# EXERCISE:
Find every line below where the string "هیدرولیک" shows up, and copy those lines.

--- INPUT FOR THIS TASK ---

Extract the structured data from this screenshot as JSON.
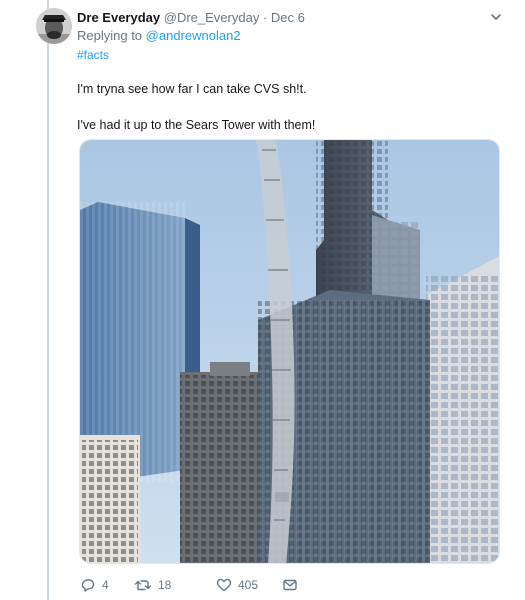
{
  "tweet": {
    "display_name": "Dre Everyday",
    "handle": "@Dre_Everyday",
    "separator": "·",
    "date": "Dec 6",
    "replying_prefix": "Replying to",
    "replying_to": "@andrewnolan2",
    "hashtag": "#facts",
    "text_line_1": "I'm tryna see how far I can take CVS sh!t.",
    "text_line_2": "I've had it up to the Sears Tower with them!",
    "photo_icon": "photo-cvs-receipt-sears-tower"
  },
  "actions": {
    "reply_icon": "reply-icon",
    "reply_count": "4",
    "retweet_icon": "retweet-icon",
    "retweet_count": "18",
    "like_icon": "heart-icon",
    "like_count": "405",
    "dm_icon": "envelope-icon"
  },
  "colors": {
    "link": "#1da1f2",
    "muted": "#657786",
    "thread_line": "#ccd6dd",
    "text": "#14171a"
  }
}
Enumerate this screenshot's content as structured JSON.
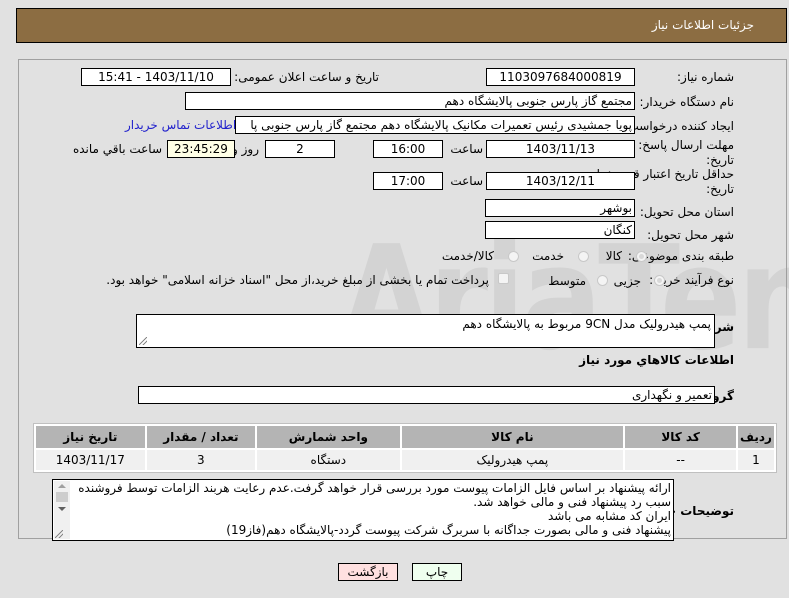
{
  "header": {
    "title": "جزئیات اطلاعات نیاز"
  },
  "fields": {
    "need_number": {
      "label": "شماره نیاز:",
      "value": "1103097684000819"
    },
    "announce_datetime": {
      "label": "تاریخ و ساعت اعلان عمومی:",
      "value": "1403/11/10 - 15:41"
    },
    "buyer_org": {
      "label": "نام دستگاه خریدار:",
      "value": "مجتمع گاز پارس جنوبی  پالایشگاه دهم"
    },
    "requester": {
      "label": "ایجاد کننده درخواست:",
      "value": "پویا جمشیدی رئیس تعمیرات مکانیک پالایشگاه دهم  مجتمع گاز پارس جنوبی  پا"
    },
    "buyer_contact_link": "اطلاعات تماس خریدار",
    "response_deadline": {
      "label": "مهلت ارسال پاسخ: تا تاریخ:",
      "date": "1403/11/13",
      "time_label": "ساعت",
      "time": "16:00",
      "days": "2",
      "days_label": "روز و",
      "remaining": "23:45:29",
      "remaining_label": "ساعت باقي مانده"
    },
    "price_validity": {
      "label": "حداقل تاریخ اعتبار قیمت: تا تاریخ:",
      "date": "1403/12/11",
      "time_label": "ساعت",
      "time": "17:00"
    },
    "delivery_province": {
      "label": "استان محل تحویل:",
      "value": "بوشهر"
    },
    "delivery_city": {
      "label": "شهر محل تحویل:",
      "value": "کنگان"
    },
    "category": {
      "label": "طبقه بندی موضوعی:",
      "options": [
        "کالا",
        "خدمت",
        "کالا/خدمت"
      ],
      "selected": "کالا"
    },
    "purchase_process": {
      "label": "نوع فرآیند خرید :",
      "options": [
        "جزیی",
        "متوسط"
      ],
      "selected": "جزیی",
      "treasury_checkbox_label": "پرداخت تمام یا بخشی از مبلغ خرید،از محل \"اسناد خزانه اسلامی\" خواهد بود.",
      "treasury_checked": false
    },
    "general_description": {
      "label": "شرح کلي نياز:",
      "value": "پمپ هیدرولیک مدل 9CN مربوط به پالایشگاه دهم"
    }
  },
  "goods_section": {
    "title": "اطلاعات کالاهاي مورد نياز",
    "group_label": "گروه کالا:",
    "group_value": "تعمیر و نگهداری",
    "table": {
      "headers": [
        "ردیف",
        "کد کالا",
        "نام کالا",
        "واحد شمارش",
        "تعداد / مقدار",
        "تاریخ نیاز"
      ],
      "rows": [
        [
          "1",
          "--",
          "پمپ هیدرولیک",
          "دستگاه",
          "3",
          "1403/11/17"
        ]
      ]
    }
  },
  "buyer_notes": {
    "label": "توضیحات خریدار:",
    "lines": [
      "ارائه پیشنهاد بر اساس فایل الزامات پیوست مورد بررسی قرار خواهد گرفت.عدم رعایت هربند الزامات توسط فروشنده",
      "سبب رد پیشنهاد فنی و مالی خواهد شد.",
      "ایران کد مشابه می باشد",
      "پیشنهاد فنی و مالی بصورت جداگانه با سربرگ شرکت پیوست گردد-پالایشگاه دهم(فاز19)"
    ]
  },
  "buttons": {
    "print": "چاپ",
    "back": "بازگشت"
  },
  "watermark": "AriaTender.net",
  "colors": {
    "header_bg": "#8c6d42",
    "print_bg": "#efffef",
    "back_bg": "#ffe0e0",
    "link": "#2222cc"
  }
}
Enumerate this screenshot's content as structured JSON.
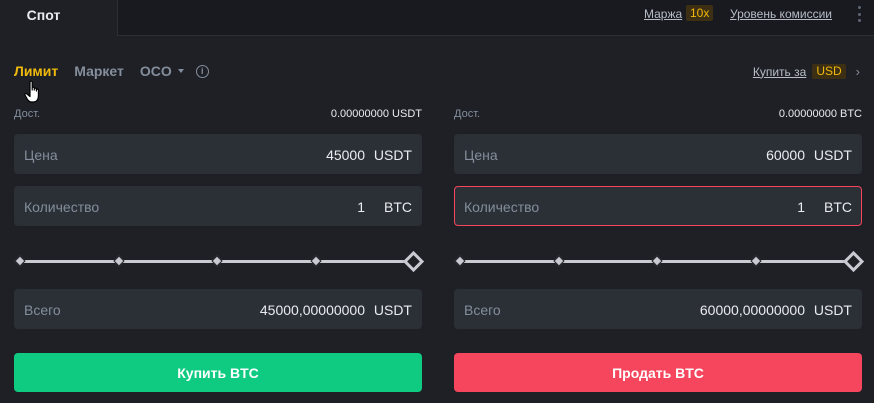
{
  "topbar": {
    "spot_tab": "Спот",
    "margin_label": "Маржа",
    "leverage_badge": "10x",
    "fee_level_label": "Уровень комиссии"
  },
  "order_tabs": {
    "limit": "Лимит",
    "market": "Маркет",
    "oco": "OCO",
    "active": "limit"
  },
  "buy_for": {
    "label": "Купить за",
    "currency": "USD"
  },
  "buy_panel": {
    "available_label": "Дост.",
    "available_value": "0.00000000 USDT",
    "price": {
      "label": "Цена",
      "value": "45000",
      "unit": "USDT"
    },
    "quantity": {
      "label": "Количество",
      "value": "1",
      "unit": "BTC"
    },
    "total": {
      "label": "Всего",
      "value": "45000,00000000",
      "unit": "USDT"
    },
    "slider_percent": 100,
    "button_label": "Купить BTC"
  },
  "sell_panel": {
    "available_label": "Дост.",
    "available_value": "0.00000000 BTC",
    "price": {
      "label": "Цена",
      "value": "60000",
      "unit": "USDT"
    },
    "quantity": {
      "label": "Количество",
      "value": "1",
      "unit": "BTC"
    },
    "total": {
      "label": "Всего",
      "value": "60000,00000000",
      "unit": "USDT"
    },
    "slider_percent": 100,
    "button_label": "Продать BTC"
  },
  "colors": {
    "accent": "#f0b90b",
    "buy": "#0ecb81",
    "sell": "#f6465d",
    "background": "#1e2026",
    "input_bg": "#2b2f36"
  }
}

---

# PROBLEM SOLUTION:
      "value": "پمپ هیدرولیک مدل 9CN مربوط به پالایشگاه دهم"
          "پمپ هیدرولیک",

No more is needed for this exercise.